I don’t say this to take credit away from the Colts or absolve the Chiefs of blame. The Colts’ pass rush played out of its mind. By far their best game of the season and that wasn’t just due to the quality of competition. Furthermore, their blitz schemes were excellent. They got Mahomes at least once on a corner blitz and got pressure a couple of times on zero blitzes. Great job by the Colts diagnosing and executing a scheme that Mahomes would struggle with. As I recall, the Colts got Mahomes twice on a corner blitz last year too.

I think the most compelling narrative out of this game besides injuries is the Chiefs’ inability to fix a fatal weakness. Three years ago, they lost to the Steelers when Le’Veon Bell ran them into the dirt. Two years ago, they lost in a surprising upset to the Tennessee Titans when Derrick Henry ran them out of the stadium. Last year, they were defeated in large part due to a dominant Patriot running game. Three years. Three playoff losses. Three crushing defeats delivered in large part due to the opposing teams rushing offense. And here we are again in Week 4 watching a fair-to-middling Colts team deliver another surprising upset through the force of its ground game. That is horrible. Injuries may be the primary issue the Chiefs lost, but it doesn’t absolve them of their overwhelming ineptitude when it comes to being a dumpster fire against the run.

Think back to when the Patriots lost in the 2006 AFC Championship Game in large part because of their lack of reliable receiving weapons. The next season, Bill Belichick traded for Randy Moss and Wes Welker. Rob Gronkowski retired last year and the Patriots responded this year by drafting a first-round receiver and signing Antonio Brown, and are still reportedly aggressively seeking another weapon. Belichick does not always get it right but one of his best abilities it to attack his own weaknesses with abandon.

Look, I still have little doubt the Chiefs will be the second overall seed in the AFC. After all who is going to stop them? The Steelers? Ravens? Jaguars? Texans? Titans?
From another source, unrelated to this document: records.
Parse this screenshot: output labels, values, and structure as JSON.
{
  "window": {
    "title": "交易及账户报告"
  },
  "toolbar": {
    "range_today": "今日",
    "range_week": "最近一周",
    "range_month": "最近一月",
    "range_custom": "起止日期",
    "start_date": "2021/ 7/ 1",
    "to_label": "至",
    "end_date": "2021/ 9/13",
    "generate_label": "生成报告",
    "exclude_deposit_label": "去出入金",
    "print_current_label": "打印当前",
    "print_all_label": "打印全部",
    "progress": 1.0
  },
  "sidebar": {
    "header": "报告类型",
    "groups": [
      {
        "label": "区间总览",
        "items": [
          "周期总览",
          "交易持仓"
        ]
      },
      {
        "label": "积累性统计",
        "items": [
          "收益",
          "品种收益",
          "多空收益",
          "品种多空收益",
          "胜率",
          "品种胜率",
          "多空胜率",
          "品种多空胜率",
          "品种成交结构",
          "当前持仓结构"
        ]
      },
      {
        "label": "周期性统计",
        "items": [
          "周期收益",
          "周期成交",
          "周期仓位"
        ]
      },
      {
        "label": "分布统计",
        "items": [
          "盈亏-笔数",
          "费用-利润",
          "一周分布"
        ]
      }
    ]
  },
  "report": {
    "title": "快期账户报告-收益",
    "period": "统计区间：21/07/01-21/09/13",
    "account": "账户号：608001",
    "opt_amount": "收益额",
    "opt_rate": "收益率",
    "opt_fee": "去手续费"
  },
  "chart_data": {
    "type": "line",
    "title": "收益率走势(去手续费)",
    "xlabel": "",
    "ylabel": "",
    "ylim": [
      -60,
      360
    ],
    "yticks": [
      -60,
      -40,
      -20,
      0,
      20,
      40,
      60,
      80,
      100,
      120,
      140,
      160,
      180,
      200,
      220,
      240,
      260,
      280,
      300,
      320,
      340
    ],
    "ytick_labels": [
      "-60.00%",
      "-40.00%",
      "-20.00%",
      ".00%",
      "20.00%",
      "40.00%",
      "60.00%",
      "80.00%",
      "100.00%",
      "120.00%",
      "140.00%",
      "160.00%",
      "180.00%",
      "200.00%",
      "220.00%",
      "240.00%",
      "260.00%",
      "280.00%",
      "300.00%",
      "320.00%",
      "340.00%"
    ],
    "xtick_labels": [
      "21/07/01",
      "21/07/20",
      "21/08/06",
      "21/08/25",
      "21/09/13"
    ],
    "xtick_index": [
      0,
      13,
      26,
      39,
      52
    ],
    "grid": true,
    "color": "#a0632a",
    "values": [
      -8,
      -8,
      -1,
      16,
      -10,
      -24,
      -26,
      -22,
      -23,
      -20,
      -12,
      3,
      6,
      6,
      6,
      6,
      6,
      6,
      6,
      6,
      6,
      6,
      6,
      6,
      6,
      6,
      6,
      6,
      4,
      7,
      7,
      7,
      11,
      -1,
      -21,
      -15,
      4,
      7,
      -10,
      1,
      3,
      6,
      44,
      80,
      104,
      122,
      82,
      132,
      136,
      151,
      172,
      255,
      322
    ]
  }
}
Eventually there will be another good team in the AFC but right now I’d take over half a dozen NFC teams before I’d pick the third best team in the AFC.

The Chiefs are similar to the Patriots in that they need to get their offense healthy. The big difference is that unlike the Patriots they have very little margin for error on defense. If they lose significant players on that defense there is nothing behind them. And it could easily cost them more than a Sunday night game down the road.

State of the League

Green Bay is gonna be scary if Aaron Rodgers can synchronize with the new scheme and the defense continues to perform.

I was a believer in the Philadelphia Eagles during the preseason and they have rewarded me by steadying the ship. Even healthy, the Eagles secondary is average at best but to the rest of the roster is great.

I love the roster Dallas has built but the most important positions in the NFL are quarterback and head coach. I do not believe in either for the Cowboys. They suffered significant injuries against Green Bay and it’s early in the season. Writing them off would be foolish, but I have a hard time seeing Dallas representing the NFC in the Super Bowl this year.

I like Cleveland’s roster. I like their quarterback in spite of his current struggles. I don’t buy into the Browns’ coaching staff.

Miami must be the happiest 0-5 team in the NFL. After trading Minkah Fitzpatrick for a first-round pick, the Steelers are currently 1-4. I have a hard time believing that Miami will get as lucky as the Browns did when they got two top-five picks but two top-10 picks is not out of the question. The Steelers are not that bad, they are just down to their third-string quarterback.

In another reminder that sports leagues, however fun and enjoyable, are still little more than money-powered automatons I point you to the recent NBA-China debacle. I won’t say anymore but if you take any notion with the idea that money strangles values and leaves it for dead anytime they come into contest I urge you to check it out.

It was really something to see the sea of Patriots fans at Washington. I can’t help but think it says more about the Redskins being a disaster of a franchise than it does about New England’s fans. Still cool as heck.